Little did I realize the interest there would be in playing with drones! The 60 spots in the workshop were filled just 30 seconds after we sent the registration email. And the enthusiasm continued throughout the day. Chandrashekhar Raman and the entire thingQbator team tackled not only workshop logistics challenges but also fielded numerous enquiries about future such events from aspiring participants.
I began the workshop with a brief overview of the global drone ecosystem and Cisco’s drone strategy. People often wonder why Cisco is interested in drones. If drones are to become commercially viable, they will need to be networked and able to communicate with each other, with the cloud, and with ground controllers. The data they collect from sensors or cameras will need to be processed locally for intelligent real-time decisions, at the edge of the network while the drone is flying. In order to alleviate the challenges of limited bandwidth to the cloud or response time in getting computed results back in time, the next best processing place for colossal amounts of drone data would be on the ground station Fog Computing nodes. Resulting outcomes from data processing performed on Drone as well as Fog along with the raw data can later be transmitted to the cloud for further analysis. Cisco is a leader in all of these infrastructural capabilities, and we wanted the group to start thinking about the many ways we can leverage these core strengths into innovative new drone applications.
Then the real fun began, with the DIY part of the workshop. We invited two coaches to lead the hands-on activities: Nico Darrow is a drone enthusiast and Cisco sales engineer based in Atlanta, and Greg Friesmuth is co-founder and Chief Technology Officer of Dronesmith, a drone startup based in Las Vegas.
Nico and Greg led 6 teams of 10 people in building their own drones from scratch using Dronesmith Luci hardware. After about two hours people were ready to go outside to try out their DIY drones – and of course, since innovation is an iterative process, we witnessed some massive mishaps. The teams took to heart the innovation maxim of “fail fast, learn, and move on.” They went back inside, modified their drones, and went back out to try again. And sure enough, we had some successful flights by the end of the day—to enthusiastic cheers.

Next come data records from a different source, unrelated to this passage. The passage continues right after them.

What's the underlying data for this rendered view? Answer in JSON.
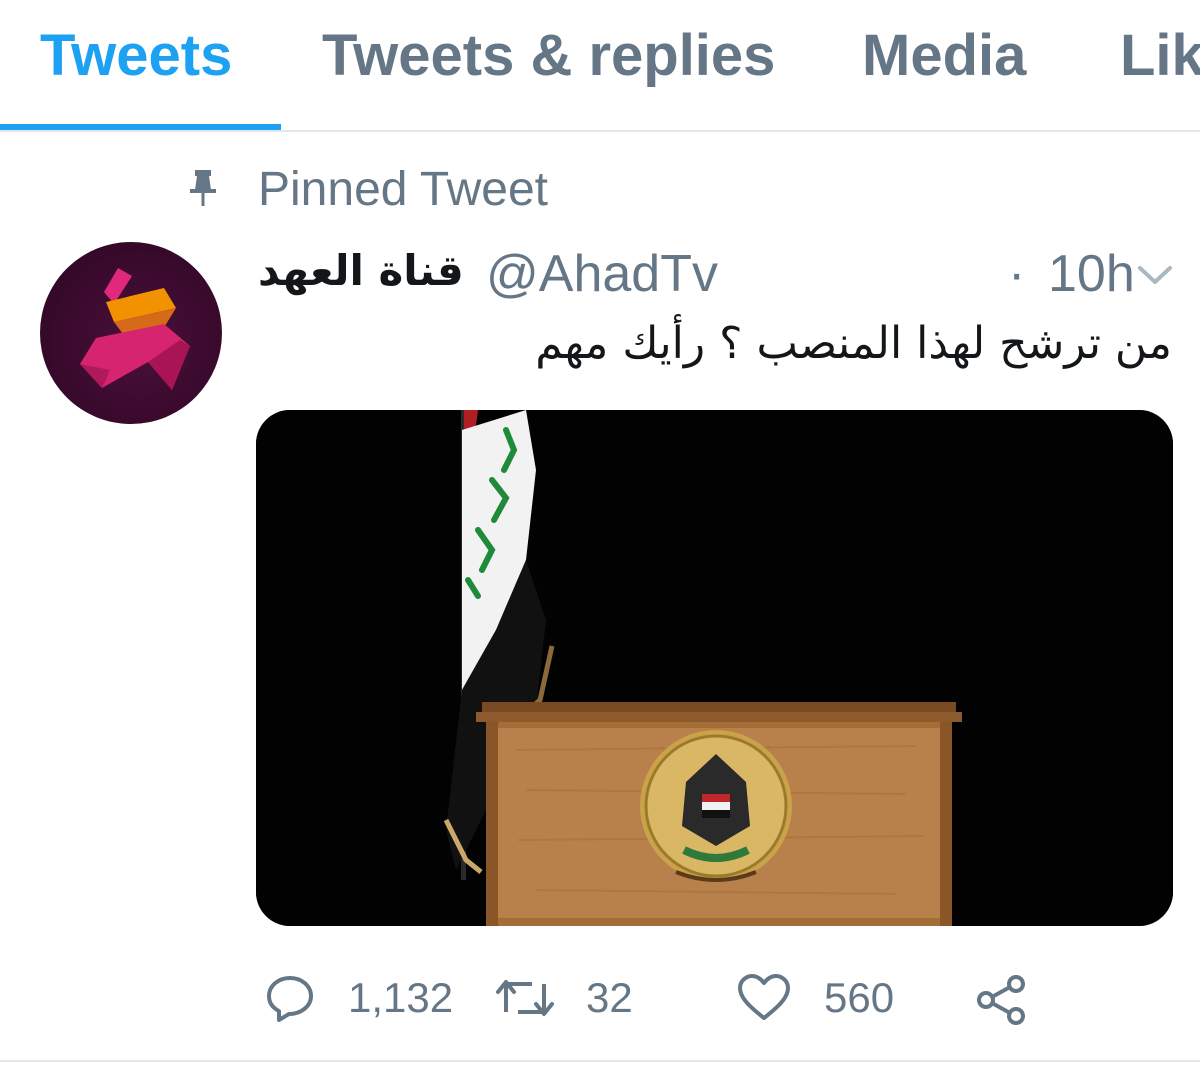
{
  "tabs": [
    {
      "label": "Tweets",
      "active": true
    },
    {
      "label": "Tweets & replies",
      "active": false
    },
    {
      "label": "Media",
      "active": false
    },
    {
      "label": "Lik",
      "active": false
    }
  ],
  "pinned": {
    "label": "Pinned Tweet",
    "icon": "pin-icon"
  },
  "tweet": {
    "display_name": "قناة العهد",
    "handle": "@AhadTv",
    "separator": "·",
    "time": "10h",
    "text": "من ترشح لهذا المنصب ؟ رأيك مهم",
    "avatar_colors": {
      "background": "#3a0a2d",
      "accent_pink": "#d6246e",
      "accent_orange": "#f39200"
    }
  },
  "actions": {
    "reply": {
      "icon": "reply-icon",
      "count": "1,132"
    },
    "retweet": {
      "icon": "retweet-icon",
      "count": "32"
    },
    "like": {
      "icon": "heart-icon",
      "count": "560"
    },
    "share": {
      "icon": "share-icon"
    }
  },
  "colors": {
    "accent": "#1da1f2",
    "secondary_text": "#657786",
    "divider": "#e1e8ed"
  }
}
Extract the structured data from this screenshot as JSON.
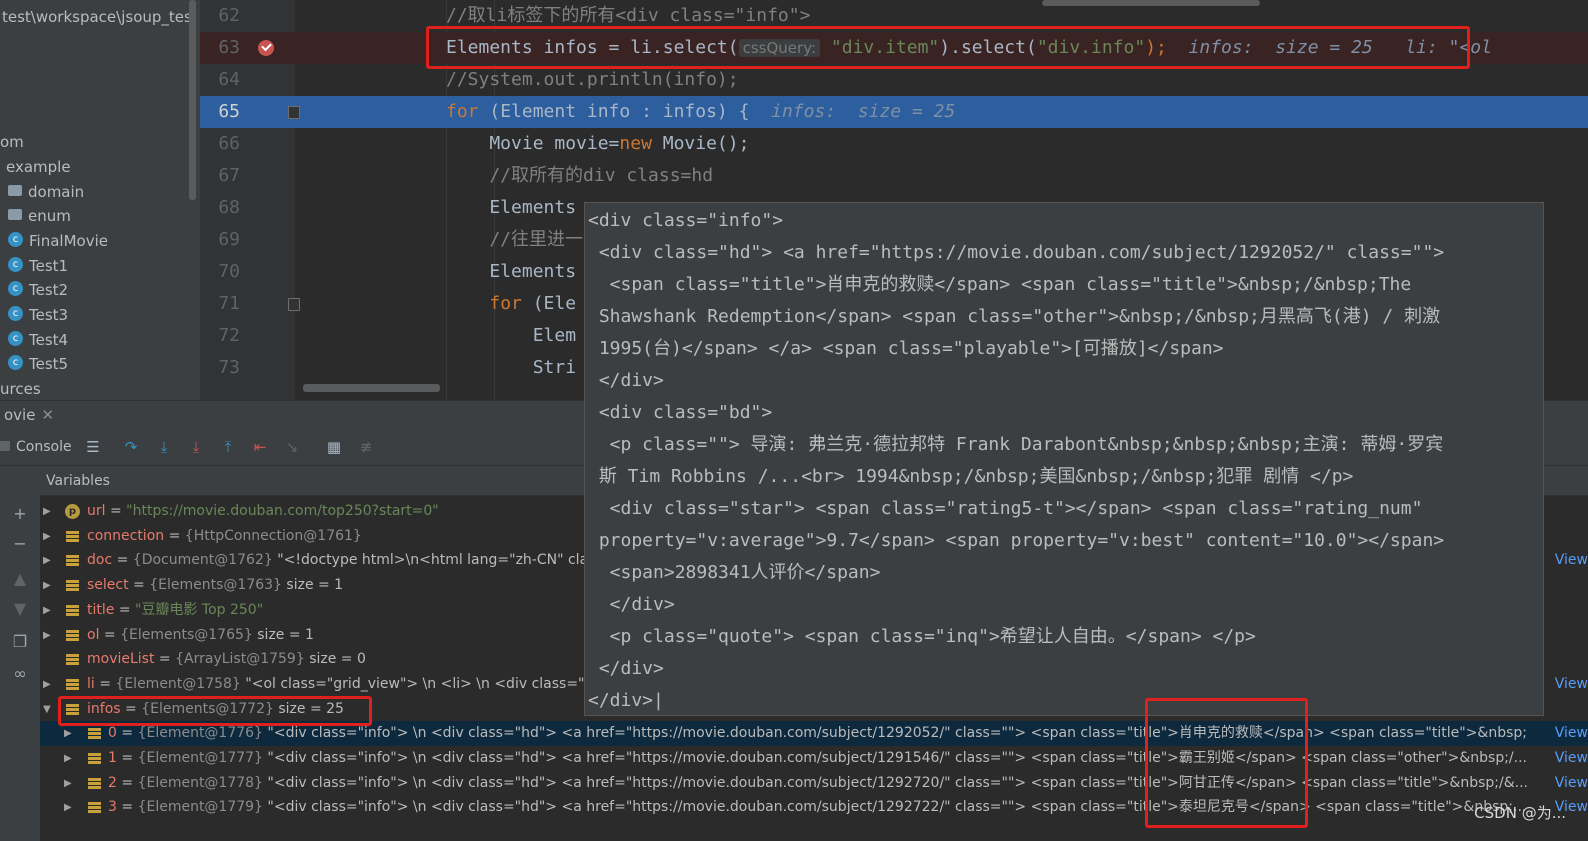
{
  "project_tree": {
    "path_fragment": "test\\workspace\\jsoup_tes",
    "items": [
      {
        "label": "om",
        "icon": "none"
      },
      {
        "label": "example",
        "icon": "none"
      },
      {
        "label": "domain",
        "icon": "folder-icon"
      },
      {
        "label": "enum",
        "icon": "folder-icon"
      },
      {
        "label": "FinalMovie",
        "icon": "class-icon"
      },
      {
        "label": "Test1",
        "icon": "class-icon"
      },
      {
        "label": "Test2",
        "icon": "class-icon"
      },
      {
        "label": "Test3",
        "icon": "class-icon"
      },
      {
        "label": "Test4",
        "icon": "class-icon"
      },
      {
        "label": "Test5",
        "icon": "class-icon"
      },
      {
        "label": "urces",
        "icon": "none"
      }
    ]
  },
  "editor": {
    "lines": [
      {
        "num": "62",
        "segments": [
          {
            "t": "//取li标签下的所有<div class=\"info\">",
            "c": "comment"
          }
        ]
      },
      {
        "num": "63",
        "segments": [
          {
            "t": "Elements infos = li.select(",
            "c": "plain"
          },
          {
            "t": "cssQuery:",
            "c": "hint"
          },
          {
            "t": " ",
            "c": "plain"
          },
          {
            "t": "\"div.item\"",
            "c": "str"
          },
          {
            "t": ").select(",
            "c": "plain"
          },
          {
            "t": "\"div.info\"",
            "c": "str"
          },
          {
            "t": ");",
            "c": "kw"
          },
          {
            "t": "  infos:  size = 25   li: \"<ol",
            "c": "val"
          }
        ]
      },
      {
        "num": "64",
        "segments": [
          {
            "t": "//System.out.println(info);",
            "c": "comment"
          }
        ]
      },
      {
        "num": "65",
        "segments": [
          {
            "t": "for",
            "c": "kw"
          },
          {
            "t": " (Element info : infos) {  ",
            "c": "plain"
          },
          {
            "t": "infos:  size = 25",
            "c": "val"
          }
        ]
      },
      {
        "num": "66",
        "segments": [
          {
            "t": "    Movie movie=",
            "c": "plain"
          },
          {
            "t": "new",
            "c": "kw"
          },
          {
            "t": " Movie();",
            "c": "plain"
          }
        ]
      },
      {
        "num": "67",
        "segments": [
          {
            "t": "    //取所有的div class=hd",
            "c": "comment"
          }
        ]
      },
      {
        "num": "68",
        "segments": [
          {
            "t": "    Elements",
            "c": "plain"
          }
        ]
      },
      {
        "num": "69",
        "segments": [
          {
            "t": "    //往里进一",
            "c": "comment"
          }
        ]
      },
      {
        "num": "70",
        "segments": [
          {
            "t": "    Elements",
            "c": "plain"
          }
        ]
      },
      {
        "num": "71",
        "segments": [
          {
            "t": "    ",
            "c": "plain"
          },
          {
            "t": "for",
            "c": "kw"
          },
          {
            "t": " (Ele",
            "c": "plain"
          }
        ]
      },
      {
        "num": "72",
        "segments": [
          {
            "t": "        Elem",
            "c": "plain"
          }
        ]
      },
      {
        "num": "73",
        "segments": [
          {
            "t": "        Stri",
            "c": "plain"
          }
        ]
      }
    ]
  },
  "tooltip": {
    "lines": [
      "<div class=\"info\">",
      " <div class=\"hd\"> <a href=\"https://movie.douban.com/subject/1292052/\" class=\"\">",
      "  <span class=\"title\">肖申克的救赎</span> <span class=\"title\">&nbsp;/&nbsp;The",
      " Shawshank Redemption</span> <span class=\"other\">&nbsp;/&nbsp;月黑高飞(港) / 刺激",
      " 1995(台)</span> </a> <span class=\"playable\">[可播放]</span>",
      " </div>",
      " <div class=\"bd\">",
      "  <p class=\"\"> 导演: 弗兰克·德拉邦特 Frank Darabont&nbsp;&nbsp;&nbsp;主演: 蒂姆·罗宾",
      " 斯 Tim Robbins /...<br> 1994&nbsp;/&nbsp;美国&nbsp;/&nbsp;犯罪 剧情 </p>",
      "  <div class=\"star\"> <span class=\"rating5-t\"></span> <span class=\"rating_num\"",
      " property=\"v:average\">9.7</span> <span property=\"v:best\" content=\"10.0\"></span>",
      "  <span>2898341人评价</span>",
      "  </div>",
      "  <p class=\"quote\"> <span class=\"inq\">希望让人自由。</span> </p>",
      " </div>",
      "</div>|"
    ]
  },
  "debug": {
    "tab_label": "ovie",
    "close_glyph": "✕",
    "console_label": "Console",
    "variables_label": "Variables"
  },
  "variables": [
    {
      "name": "url",
      "id": "",
      "value": "\"https://movie.douban.com/top250?start=0\"",
      "extra": "",
      "icon": "p",
      "expand": "▶"
    },
    {
      "name": "connection",
      "id": "{HttpConnection@1761}",
      "value": "",
      "extra": "",
      "icon": "field",
      "expand": "▶"
    },
    {
      "name": "doc",
      "id": "{Document@1762}",
      "value": "\"<!doctype html>\\n<html lang=\"zh-CN\" cla",
      "extra": "",
      "icon": "field",
      "expand": "▶"
    },
    {
      "name": "select",
      "id": "{Elements@1763}",
      "value": "",
      "extra": "size = 1",
      "icon": "field",
      "expand": "▶"
    },
    {
      "name": "title",
      "id": "",
      "value": "\"豆瓣电影 Top 250\"",
      "extra": "",
      "icon": "field",
      "expand": "▶"
    },
    {
      "name": "ol",
      "id": "{Elements@1765}",
      "value": "",
      "extra": "size = 1",
      "icon": "field",
      "expand": "▶"
    },
    {
      "name": "movieList",
      "id": "{ArrayList@1759}",
      "value": "",
      "extra": "size = 0",
      "icon": "field",
      "expand": ""
    },
    {
      "name": "li",
      "id": "{Element@1758}",
      "value": "\"<ol class=\"grid_view\"> \\n <li> \\n  <div class=\"it",
      "extra": "",
      "icon": "field",
      "expand": "▶"
    },
    {
      "name": "infos",
      "id": "{Elements@1772}",
      "value": "",
      "extra": "size = 25",
      "icon": "field",
      "expand": "▼"
    }
  ],
  "infos_children": [
    {
      "index": "0",
      "id": "{Element@1776}",
      "value": "\"<div class=\"info\"> \\n <div class=\"hd\"> <a href=\"https://movie.douban.com/subject/1292052/\" class=\"\"> <span class=\"title\">肖申克的救赎</span> <span class=\"title\">&nbsp;..."
    },
    {
      "index": "1",
      "id": "{Element@1777}",
      "value": "\"<div class=\"info\"> \\n <div class=\"hd\"> <a href=\"https://movie.douban.com/subject/1291546/\" class=\"\"> <span class=\"title\">霸王别姬</span> <span class=\"other\">&nbsp;/..."
    },
    {
      "index": "2",
      "id": "{Element@1778}",
      "value": "\"<div class=\"info\"> \\n <div class=\"hd\"> <a href=\"https://movie.douban.com/subject/1292720/\" class=\"\"> <span class=\"title\">阿甘正传</span> <span class=\"title\">&nbsp;/&..."
    },
    {
      "index": "3",
      "id": "{Element@1779}",
      "value": "\"<div class=\"info\"> \\n <div class=\"hd\"> <a href=\"https://movie.douban.com/subject/1292722/\" class=\"\"> <span class=\"title\">泰坦尼克号</span> <span class=\"title\">&nbsp;..."
    }
  ],
  "view_label": "View",
  "watermark": "CSDN @为...",
  "colors": {
    "highlight_red": "#e0201c",
    "exec_line": "#2d5e9e"
  }
}
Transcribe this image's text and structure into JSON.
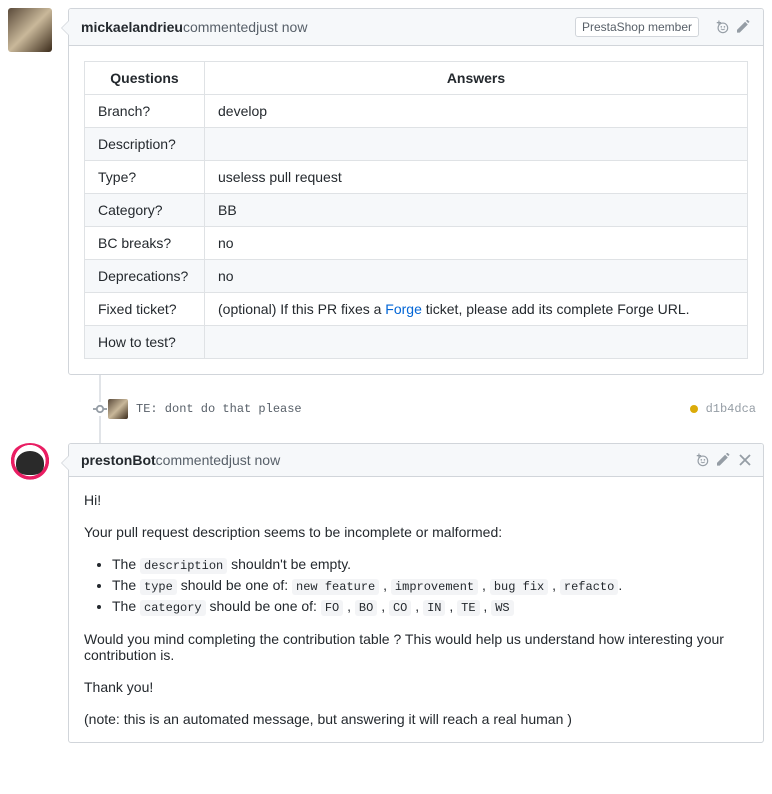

The following day, employees also had the opportunity to hear perspectives from three Indian drone startups – NavStik Labs, Aarav Unmanned Systems, and Skylark Drones. We are always talking to startups, looking for ways to collaborate to bring new ideas to market and support an ecosystem of disruptive technologies.
Nico and Greg also treated the entire Bangalore office to a demonstration of expert drone flying during lunch hour. And in the spirit of true innovation, when it started drizzling, the team simply wrapped a piece of plastic around the electronics and continued flying.
The Drone Stars workshop demonstrated that innovation is alive and well at Cisco. By giving employees the opportunity to build their own drones, troubleshoot challenges, and experience the exhilaration of success, we helped create a taste for innovation that could last a lifetime. And who knows where that could lead?